▸ LISTED ENTRIES
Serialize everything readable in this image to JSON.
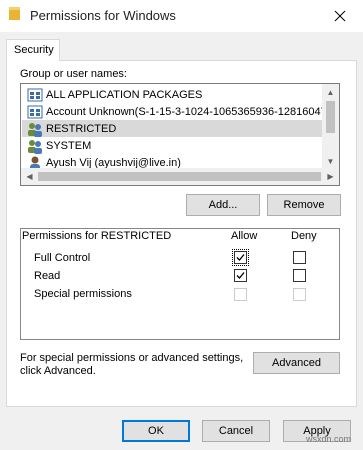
{
  "window": {
    "title": "Permissions for Windows",
    "icon": "folder-icon"
  },
  "tabs": [
    {
      "label": "Security",
      "active": true
    }
  ],
  "users": {
    "header": "Group or user names:",
    "items": [
      {
        "label": "ALL APPLICATION PACKAGES",
        "icon": "app-packages-icon",
        "selected": false
      },
      {
        "label": "Account Unknown(S-1-15-3-1024-1065365936-128160471",
        "icon": "unknown-account-icon",
        "selected": false
      },
      {
        "label": "RESTRICTED",
        "icon": "group-icon",
        "selected": true
      },
      {
        "label": "SYSTEM",
        "icon": "group-icon",
        "selected": false
      },
      {
        "label": "Ayush Vij (ayushvij@live.in)",
        "icon": "user-icon",
        "selected": false
      }
    ]
  },
  "buttons": {
    "add": "Add...",
    "remove": "Remove",
    "advanced": "Advanced",
    "ok": "OK",
    "cancel": "Cancel",
    "apply": "Apply"
  },
  "permissions": {
    "header": "Permissions for RESTRICTED",
    "allow_col": "Allow",
    "deny_col": "Deny",
    "rows": [
      {
        "name": "Full Control",
        "allow": true,
        "deny": false,
        "disabled": false
      },
      {
        "name": "Read",
        "allow": true,
        "deny": false,
        "disabled": false
      },
      {
        "name": "Special permissions",
        "allow": false,
        "deny": false,
        "disabled": true
      }
    ]
  },
  "advanced_note": {
    "line1": "For special permissions or advanced settings,",
    "line2": "click Advanced."
  },
  "watermark": "wsxdn.com",
  "colors": {
    "selection": "#d9d9d9",
    "accent": "#0078d7"
  }
}
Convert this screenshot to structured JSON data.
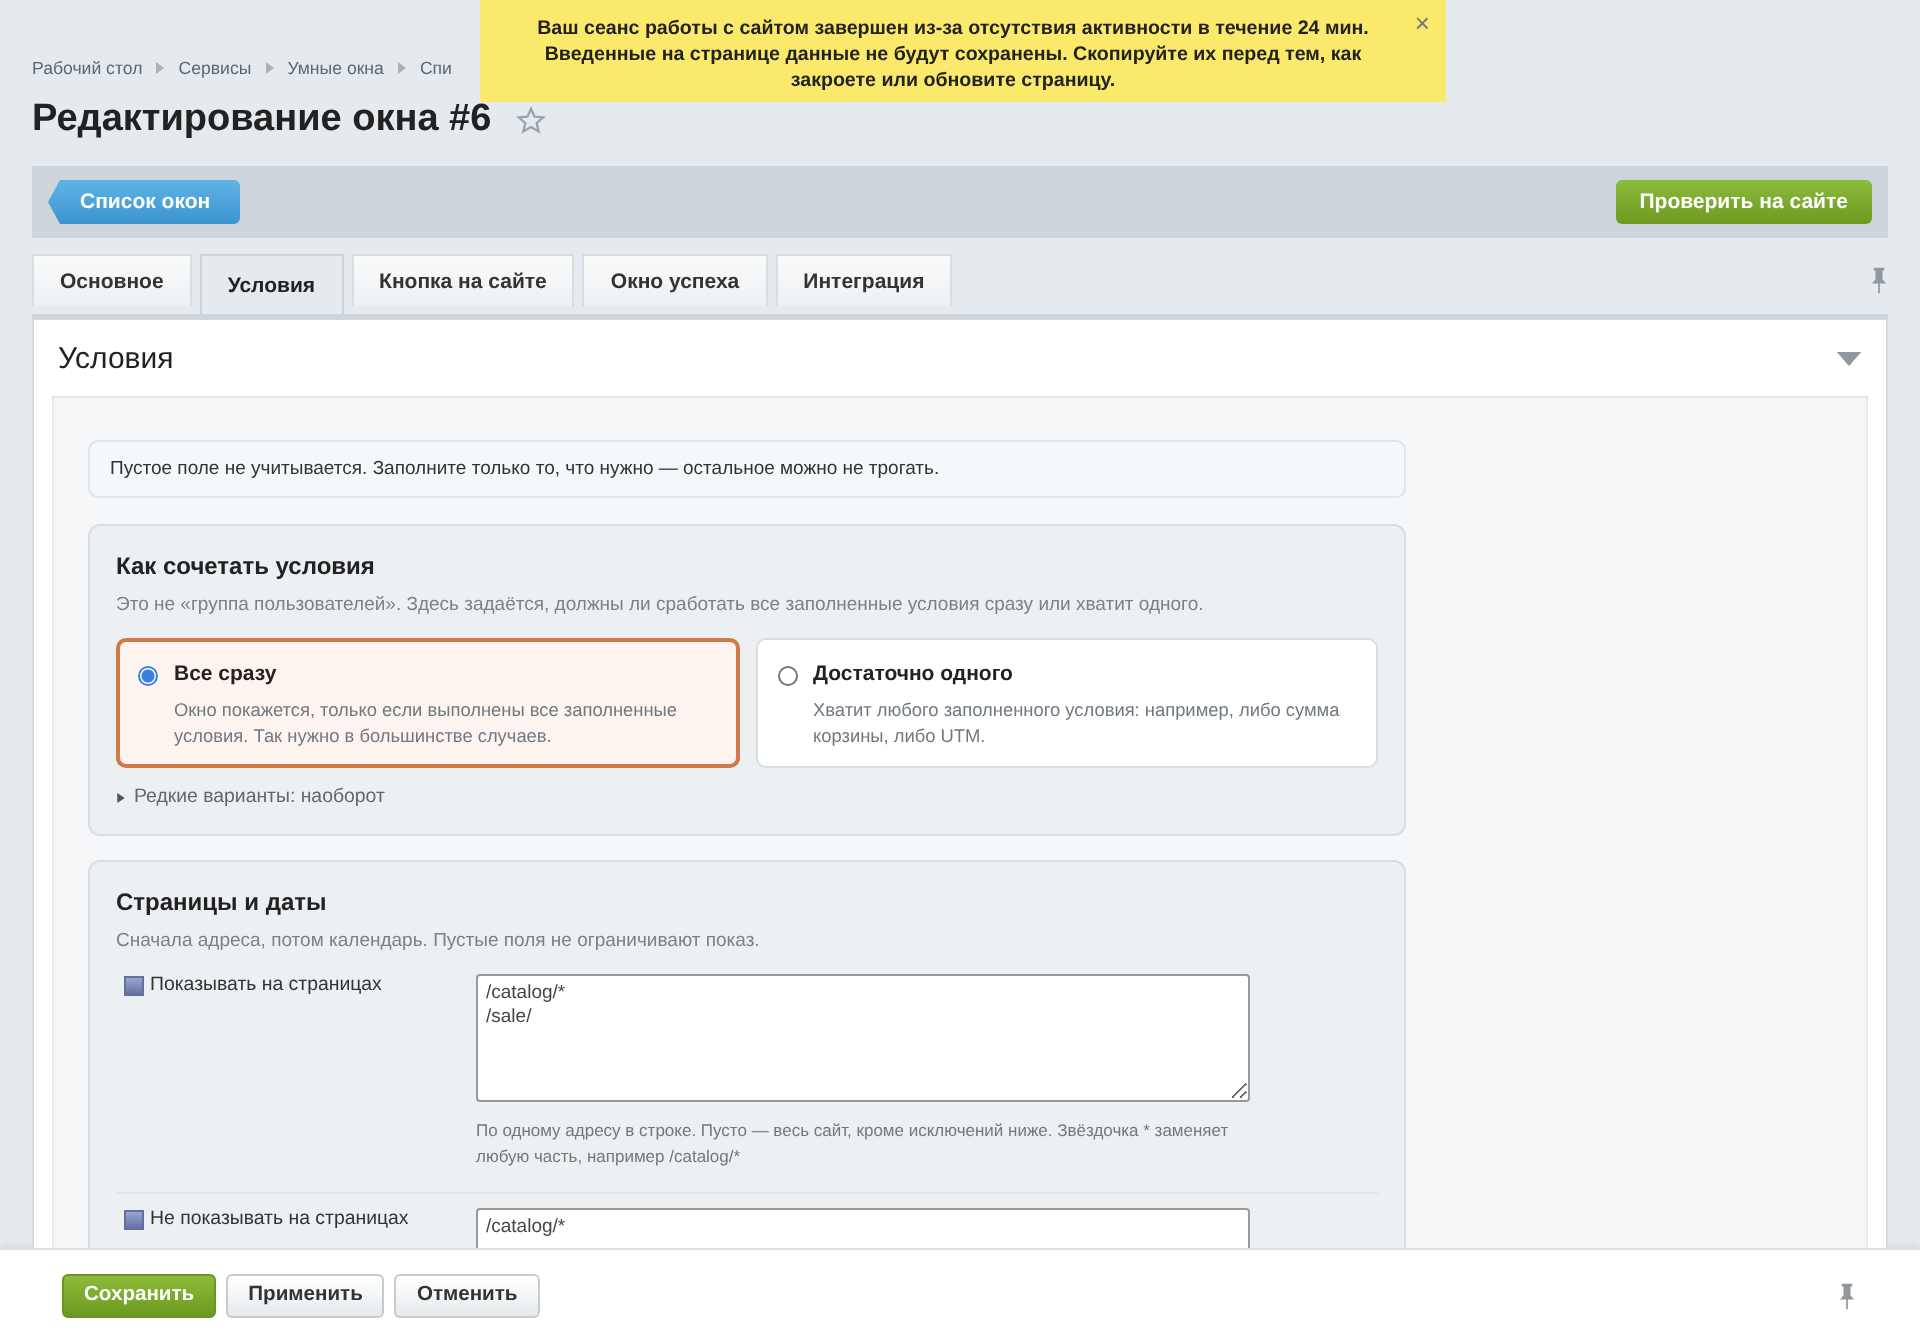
{
  "breadcrumbs": [
    "Рабочий стол",
    "Сервисы",
    "Умные окна",
    "Спи"
  ],
  "notification": {
    "lines": [
      "Ваш сеанс работы с сайтом завершен из-за отсутствия активности в течение 24 мин.",
      "Введенные на странице данные не будут сохранены. Скопируйте их перед тем, как закроете или обновите страницу."
    ],
    "close": "×"
  },
  "title": "Редактирование окна #6",
  "favorite": false,
  "toolbar": {
    "back_button": "Список окон",
    "action_button": "Проверить на сайте"
  },
  "tabs": [
    {
      "label": "Основное",
      "selected": false
    },
    {
      "label": "Условия",
      "selected": true
    },
    {
      "label": "Кнопка на сайте",
      "selected": false
    },
    {
      "label": "Окно успеха",
      "selected": false
    },
    {
      "label": "Интеграция",
      "selected": false
    }
  ],
  "section": {
    "title": "Условия",
    "expanded": true,
    "hint": "Пустое поле не учитывается. Заполните только то, что нужно — остальное можно не трогать.",
    "combine": {
      "title": "Как сочетать условия",
      "description": "Это не «группа пользователей». Здесь задаётся, должны ли сработать все заполненные условия сразу или хватит одного.",
      "options": [
        {
          "label": "Все сразу",
          "description": "Окно покажется, только если выполнены все заполненные условия. Так нужно в большинстве случаев.",
          "selected": true
        },
        {
          "label": "Достаточно одного",
          "description": "Хватит любого заполненного условия: например, либо сумма корзины, либо UTM.",
          "selected": false
        }
      ],
      "more": "Редкие варианты: наоборот",
      "more_expanded": false
    },
    "pages": {
      "title": "Страницы и даты",
      "description": "Сначала адреса, потом календарь. Пустые поля не ограничивают показ.",
      "fields": [
        {
          "label": "Показывать на страницах",
          "value": "/catalog/*\n/sale/",
          "help": "По одному адресу в строке. Пусто — весь сайт, кроме исключений ниже. Звёздочка * заменяет любую часть, например /catalog/*"
        },
        {
          "label": "Не показывать на страницах",
          "value": "/catalog/*"
        }
      ]
    }
  },
  "footer": {
    "buttons": [
      {
        "label": "Сохранить",
        "kind": "primary"
      },
      {
        "label": "Применить",
        "kind": "secondary"
      },
      {
        "label": "Отменить",
        "kind": "secondary"
      }
    ]
  }
}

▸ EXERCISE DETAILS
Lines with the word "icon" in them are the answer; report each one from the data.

▸ RESPONSE AREA
    "icon": "folder-icon"
        "icon": "app-packages-icon",
        "icon": "unknown-account-icon",
        "icon": "group-icon",
        "icon": "group-icon",
        "icon": "user-icon",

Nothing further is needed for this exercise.